Advanced clinical practice of diabetes

Although, new drugs and new devices for the treatment of diabetes are available, patients with diabetes and patients with severe diabetic complications are increasing. It is important to develop the technique to assess the pathophysiology of diabetes to select the appropriate medication and assess the risk of vascular complication, and early diagnosis, and utilize updated medicine. We introduce here the representative updated medicine in our clinical practice.


1.The assessment of pathophysiology of diabetes using artificial pancreas

The cause of type 2 diabetes is decreased insulin secretion and/ or insulin sensitivity. We utilize artificial pancreas system, STG55 (Nikkiso, Tokyo, Japan) (Fig. 1), to assess insulin secretion and insulin sensitivity, which enables us to assess more precisely than usual oral glucose tolerance test. Kuroda et al. evaluated the clinical accuracy of the continuous glucose monitoring using STG55 system and reported in J Diabetes Sci Technol. 11:1096-1100, 2017.


Artificial pancreas system, STG55 (Nikkiso, Tokyo, Japan)


2.Optimization of insulin pump therapy

Insulin therapy is consisted of long acting insulin for basal insulin replacement and rapid acting insulin for bolus insulin replacement. However, long acting insulin cannot meet basal insulin requirement, because basal insulin requirement changes with time, especially the requirement changes drastically during dawn time and during exercise.

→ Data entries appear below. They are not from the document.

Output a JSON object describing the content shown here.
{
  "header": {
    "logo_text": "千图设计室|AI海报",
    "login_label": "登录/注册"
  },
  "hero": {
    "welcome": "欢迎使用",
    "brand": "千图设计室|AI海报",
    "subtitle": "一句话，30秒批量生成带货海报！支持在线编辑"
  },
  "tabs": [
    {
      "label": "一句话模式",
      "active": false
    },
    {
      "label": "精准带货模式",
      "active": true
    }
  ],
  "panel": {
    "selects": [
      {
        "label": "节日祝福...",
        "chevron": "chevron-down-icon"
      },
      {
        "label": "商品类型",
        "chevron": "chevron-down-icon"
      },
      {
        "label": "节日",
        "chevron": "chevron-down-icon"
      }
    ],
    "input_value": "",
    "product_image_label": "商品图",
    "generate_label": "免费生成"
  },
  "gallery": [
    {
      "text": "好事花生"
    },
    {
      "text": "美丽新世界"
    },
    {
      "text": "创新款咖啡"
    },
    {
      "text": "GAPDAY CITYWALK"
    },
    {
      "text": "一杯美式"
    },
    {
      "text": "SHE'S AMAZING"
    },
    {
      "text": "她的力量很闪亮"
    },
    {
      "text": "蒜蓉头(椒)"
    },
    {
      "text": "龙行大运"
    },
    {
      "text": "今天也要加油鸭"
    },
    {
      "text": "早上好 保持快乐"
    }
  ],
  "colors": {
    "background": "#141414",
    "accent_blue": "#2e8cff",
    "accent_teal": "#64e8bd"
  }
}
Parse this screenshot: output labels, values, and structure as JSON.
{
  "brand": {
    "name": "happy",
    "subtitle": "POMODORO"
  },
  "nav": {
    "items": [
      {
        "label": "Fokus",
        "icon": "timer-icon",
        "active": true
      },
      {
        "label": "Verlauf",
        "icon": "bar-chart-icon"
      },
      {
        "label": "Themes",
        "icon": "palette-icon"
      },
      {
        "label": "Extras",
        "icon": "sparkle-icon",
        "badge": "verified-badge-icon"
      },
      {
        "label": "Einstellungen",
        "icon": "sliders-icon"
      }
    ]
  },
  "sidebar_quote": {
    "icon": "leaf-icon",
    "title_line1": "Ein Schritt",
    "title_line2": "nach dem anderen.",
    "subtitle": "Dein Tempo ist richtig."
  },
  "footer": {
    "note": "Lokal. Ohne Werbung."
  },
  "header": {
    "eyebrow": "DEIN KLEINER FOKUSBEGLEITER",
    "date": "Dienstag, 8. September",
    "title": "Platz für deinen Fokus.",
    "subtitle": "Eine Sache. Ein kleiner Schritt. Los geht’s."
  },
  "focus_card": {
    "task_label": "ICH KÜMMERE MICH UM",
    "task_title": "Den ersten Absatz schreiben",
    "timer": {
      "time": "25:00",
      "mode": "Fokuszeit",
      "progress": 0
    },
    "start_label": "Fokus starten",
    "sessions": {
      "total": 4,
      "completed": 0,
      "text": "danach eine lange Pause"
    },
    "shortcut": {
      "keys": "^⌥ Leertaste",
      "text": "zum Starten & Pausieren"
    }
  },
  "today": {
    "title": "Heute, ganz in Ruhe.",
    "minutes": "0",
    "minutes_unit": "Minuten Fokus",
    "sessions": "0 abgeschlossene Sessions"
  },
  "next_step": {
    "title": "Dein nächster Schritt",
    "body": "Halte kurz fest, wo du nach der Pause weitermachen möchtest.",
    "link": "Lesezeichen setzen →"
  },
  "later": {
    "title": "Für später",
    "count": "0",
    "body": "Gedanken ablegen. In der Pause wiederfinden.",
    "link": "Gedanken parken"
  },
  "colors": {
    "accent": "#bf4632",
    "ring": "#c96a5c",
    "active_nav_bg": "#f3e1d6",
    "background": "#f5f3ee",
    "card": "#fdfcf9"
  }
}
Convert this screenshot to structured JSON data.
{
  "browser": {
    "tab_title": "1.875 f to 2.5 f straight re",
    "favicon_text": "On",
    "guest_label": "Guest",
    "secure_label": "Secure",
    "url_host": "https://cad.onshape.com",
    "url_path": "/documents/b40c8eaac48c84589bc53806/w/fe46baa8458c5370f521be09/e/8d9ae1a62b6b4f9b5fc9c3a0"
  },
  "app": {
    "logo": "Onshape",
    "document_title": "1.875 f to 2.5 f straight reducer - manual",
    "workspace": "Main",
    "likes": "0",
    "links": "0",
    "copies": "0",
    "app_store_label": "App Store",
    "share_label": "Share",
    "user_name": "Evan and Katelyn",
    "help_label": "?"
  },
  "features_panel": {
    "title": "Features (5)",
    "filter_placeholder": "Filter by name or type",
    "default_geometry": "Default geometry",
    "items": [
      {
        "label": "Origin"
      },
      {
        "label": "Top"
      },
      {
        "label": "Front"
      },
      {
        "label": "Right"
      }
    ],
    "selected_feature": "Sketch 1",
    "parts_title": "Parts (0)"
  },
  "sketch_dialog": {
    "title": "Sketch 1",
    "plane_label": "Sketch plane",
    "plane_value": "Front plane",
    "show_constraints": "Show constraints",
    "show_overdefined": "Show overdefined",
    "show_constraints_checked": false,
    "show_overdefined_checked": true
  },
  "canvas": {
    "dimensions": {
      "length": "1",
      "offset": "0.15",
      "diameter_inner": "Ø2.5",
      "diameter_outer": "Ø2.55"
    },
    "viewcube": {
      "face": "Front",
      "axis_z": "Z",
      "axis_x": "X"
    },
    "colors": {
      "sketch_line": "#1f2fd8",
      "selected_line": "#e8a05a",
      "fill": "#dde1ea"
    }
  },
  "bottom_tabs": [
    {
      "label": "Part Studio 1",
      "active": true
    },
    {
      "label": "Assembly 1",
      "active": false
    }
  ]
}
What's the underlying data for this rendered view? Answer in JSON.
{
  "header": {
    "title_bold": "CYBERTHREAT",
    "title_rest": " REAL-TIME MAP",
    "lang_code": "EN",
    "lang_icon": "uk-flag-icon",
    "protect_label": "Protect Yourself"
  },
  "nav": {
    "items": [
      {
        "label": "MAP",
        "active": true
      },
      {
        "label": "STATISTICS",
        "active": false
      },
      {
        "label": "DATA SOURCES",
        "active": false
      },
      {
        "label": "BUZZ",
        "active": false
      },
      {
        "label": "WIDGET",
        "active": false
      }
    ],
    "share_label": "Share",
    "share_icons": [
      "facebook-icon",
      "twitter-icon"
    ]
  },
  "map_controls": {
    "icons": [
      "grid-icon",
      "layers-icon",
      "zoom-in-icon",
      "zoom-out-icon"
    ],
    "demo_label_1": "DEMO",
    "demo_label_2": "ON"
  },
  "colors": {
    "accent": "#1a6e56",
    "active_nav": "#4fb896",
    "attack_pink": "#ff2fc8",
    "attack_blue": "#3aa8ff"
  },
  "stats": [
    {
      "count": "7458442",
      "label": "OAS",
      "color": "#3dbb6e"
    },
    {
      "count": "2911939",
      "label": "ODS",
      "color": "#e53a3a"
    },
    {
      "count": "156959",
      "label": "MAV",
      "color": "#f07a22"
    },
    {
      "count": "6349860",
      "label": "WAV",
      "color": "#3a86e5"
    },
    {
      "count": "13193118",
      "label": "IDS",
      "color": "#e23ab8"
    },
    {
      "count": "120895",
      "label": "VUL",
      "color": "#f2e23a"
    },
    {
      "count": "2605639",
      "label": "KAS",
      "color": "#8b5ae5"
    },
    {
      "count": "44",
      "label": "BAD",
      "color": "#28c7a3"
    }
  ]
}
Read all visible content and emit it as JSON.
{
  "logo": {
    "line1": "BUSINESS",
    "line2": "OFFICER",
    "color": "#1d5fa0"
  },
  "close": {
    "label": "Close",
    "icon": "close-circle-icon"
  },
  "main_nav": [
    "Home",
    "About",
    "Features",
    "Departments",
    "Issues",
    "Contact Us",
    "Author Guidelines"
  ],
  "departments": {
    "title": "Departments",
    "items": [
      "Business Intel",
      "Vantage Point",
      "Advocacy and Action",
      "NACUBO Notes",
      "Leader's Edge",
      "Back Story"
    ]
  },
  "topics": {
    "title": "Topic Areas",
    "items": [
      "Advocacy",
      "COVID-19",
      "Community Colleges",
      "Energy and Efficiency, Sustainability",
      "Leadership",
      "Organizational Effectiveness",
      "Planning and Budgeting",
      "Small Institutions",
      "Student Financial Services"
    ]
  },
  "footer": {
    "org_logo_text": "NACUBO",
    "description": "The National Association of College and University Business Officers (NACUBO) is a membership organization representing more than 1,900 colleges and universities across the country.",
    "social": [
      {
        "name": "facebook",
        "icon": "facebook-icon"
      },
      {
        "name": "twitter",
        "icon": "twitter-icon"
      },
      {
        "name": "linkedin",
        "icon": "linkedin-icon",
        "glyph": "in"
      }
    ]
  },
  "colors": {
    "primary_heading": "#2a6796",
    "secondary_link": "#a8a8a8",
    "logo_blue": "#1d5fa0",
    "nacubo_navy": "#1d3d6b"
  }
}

Insulin pump therapy can meet these needs. Rapid acting insulin is used in insulin pump and basal insulin rate is programmed to maintain blood glucose. We have experienced more than 100 patients who are using insulin pump and reported that basal insulin requirement is approximately 28% of total daily dose of insulin (TDD) (Kuroda et al. Diabetes Care 34:1089-90, 2011). Moreover, we reported that each mealtime insulin requirement is calculated from TDD (Kuroda et al. Diabetes Technol Ther 14:1077-80, 2012). We introduce sensor-augmented insulin pump therapy and flash glucose monitoring systems aggressively to the patients with type 1 diabetes.


3.The detection of cell free DNA derived from pancreatic beta cells

Kuroda et al. reported that CpG islands in the insulin gene is uniquely unmethylated in the pancreatic beta cell and CpG islants in the other cell types are all methylated (PLoS One. 4: e6953, 2009). Type 1 diabetes is the result of beta cell destruction by the autoimmune system. We established a new technique to detect pancreatic beta cell DNA in the circulation using this characteristic. We hope to predict type 1 diabetes using this technique and beta cell injury after pancreas and pancreatic islet transplantation.



Thus, we will break through the plateau of clinical practice of diabetes.